Posted By Volterra
Feb 09, 2018
As with any style, mid-century includes specific key elements. As a homeowner, you can include all of the elements, but some people find it very overwhelming in trying to create a replica.
– Functionality is Important
– You should have minimal ornamentation
– A variety of traditional, as well as nontraditional materials, can be used
– Uncluttered and organized with sleek lines
– Both organic and geometric forms
In terms of purchasing pieces such as furniture; one of the biggest reasons its actually okay to veer off from an exact replica is that a lot of the pieces from that era can be very expensive! If you can find a piece that is similar or find a piece that has been copied, that would be a better fit for your budget.
Common Materials Used
One of the most common materials used in a mid-century home that is considered a traditional material is wood. However, you can also use non-traditional materials such as faux wood
Famous Examples Of Mid-Century Homes
Not only are there famous mid-century architects like George Nelson, Verner Panton and Alexander Girard, but there are also homes that are still standing to this day that you can check out to get a better feel for what mid-century really means in terms of materials, colors used, and of course, architectural details. Some of the homes you can check out are either still standing as residences, turned into museums or house organizations.
Some of These Homes Include:
Farnsworth House – Designed by Ludwig Mies van der Rohe in 1951
Stahl House – Designed by Pierre Koenig in 1960
Neutra VDL Studio and Residence – designed originally in 1933 by Richard Neutra but was rebuilt after a fire in 1966
The Philip Johnson Glass House – Designed by Architect Philip Johnson in 1949.
If you would like more information on ways to use architectural products

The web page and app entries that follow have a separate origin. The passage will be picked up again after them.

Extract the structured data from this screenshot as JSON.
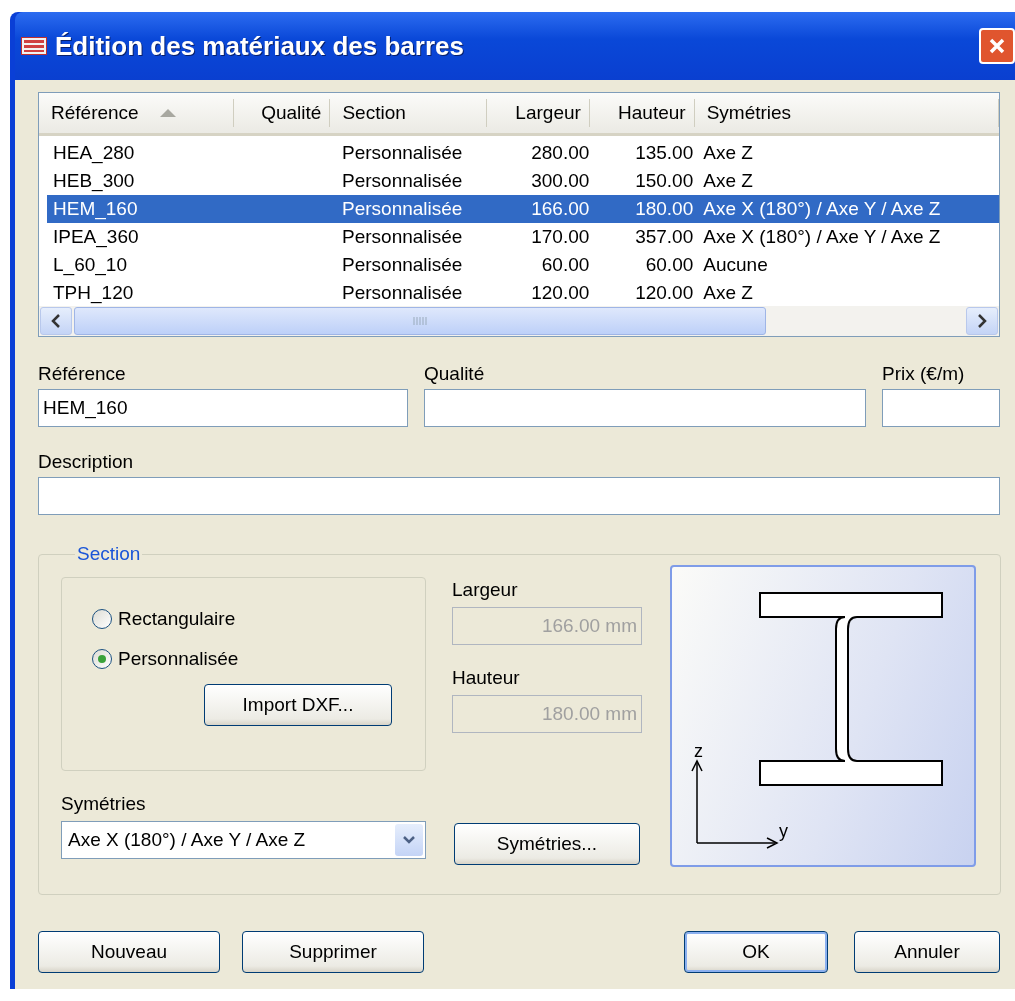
{
  "window": {
    "title": "Édition des matériaux des barres"
  },
  "table": {
    "columns": [
      {
        "label": "Référence",
        "sorted": true
      },
      {
        "label": "Qualité",
        "sorted": false
      },
      {
        "label": "Section",
        "sorted": false
      },
      {
        "label": "Largeur",
        "sorted": false
      },
      {
        "label": "Hauteur",
        "sorted": false
      },
      {
        "label": "Symétries",
        "sorted": false
      }
    ],
    "rows": [
      {
        "cells": [
          "HEA_280",
          "",
          "Personnalisée",
          "280.00",
          "135.00",
          "Axe Z"
        ],
        "selected": false
      },
      {
        "cells": [
          "HEB_300",
          "",
          "Personnalisée",
          "300.00",
          "150.00",
          "Axe Z"
        ],
        "selected": false
      },
      {
        "cells": [
          "HEM_160",
          "",
          "Personnalisée",
          "166.00",
          "180.00",
          "Axe X (180°) / Axe Y / Axe Z"
        ],
        "selected": true
      },
      {
        "cells": [
          "IPEA_360",
          "",
          "Personnalisée",
          "170.00",
          "357.00",
          "Axe X (180°) / Axe Y / Axe Z"
        ],
        "selected": false
      },
      {
        "cells": [
          "L_60_10",
          "",
          "Personnalisée",
          "60.00",
          "60.00",
          "Aucune"
        ],
        "selected": false
      },
      {
        "cells": [
          "TPH_120",
          "",
          "Personnalisée",
          "120.00",
          "120.00",
          "Axe Z"
        ],
        "selected": false
      }
    ]
  },
  "fields": {
    "reference": {
      "label": "Référence",
      "value": "HEM_160"
    },
    "quality": {
      "label": "Qualité"
    },
    "price": {
      "label": "Prix (€/m)"
    },
    "description": {
      "label": "Description"
    }
  },
  "section": {
    "title": "Section",
    "options": [
      {
        "label": "Rectangulaire",
        "selected": false
      },
      {
        "label": "Personnalisée",
        "selected": true
      }
    ],
    "import_button": "Import DXF...",
    "width": {
      "label": "Largeur",
      "value": "166.00 mm",
      "disabled": true
    },
    "height": {
      "label": "Hauteur",
      "value": "180.00 mm",
      "disabled": true
    },
    "symmetries": {
      "label": "Symétries",
      "value": "Axe X (180°) / Axe Y / Axe Z"
    },
    "symmetries_button": "Symétries...",
    "axis_labels": [
      "z",
      "y"
    ]
  },
  "buttons": {
    "left": [
      "Nouveau",
      "Supprimer"
    ],
    "right": [
      "OK",
      "Annuler"
    ]
  }
}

to create a mid-century look for your home, visit Volterra Architectural Products
to view our catalog or call 602-258-7373.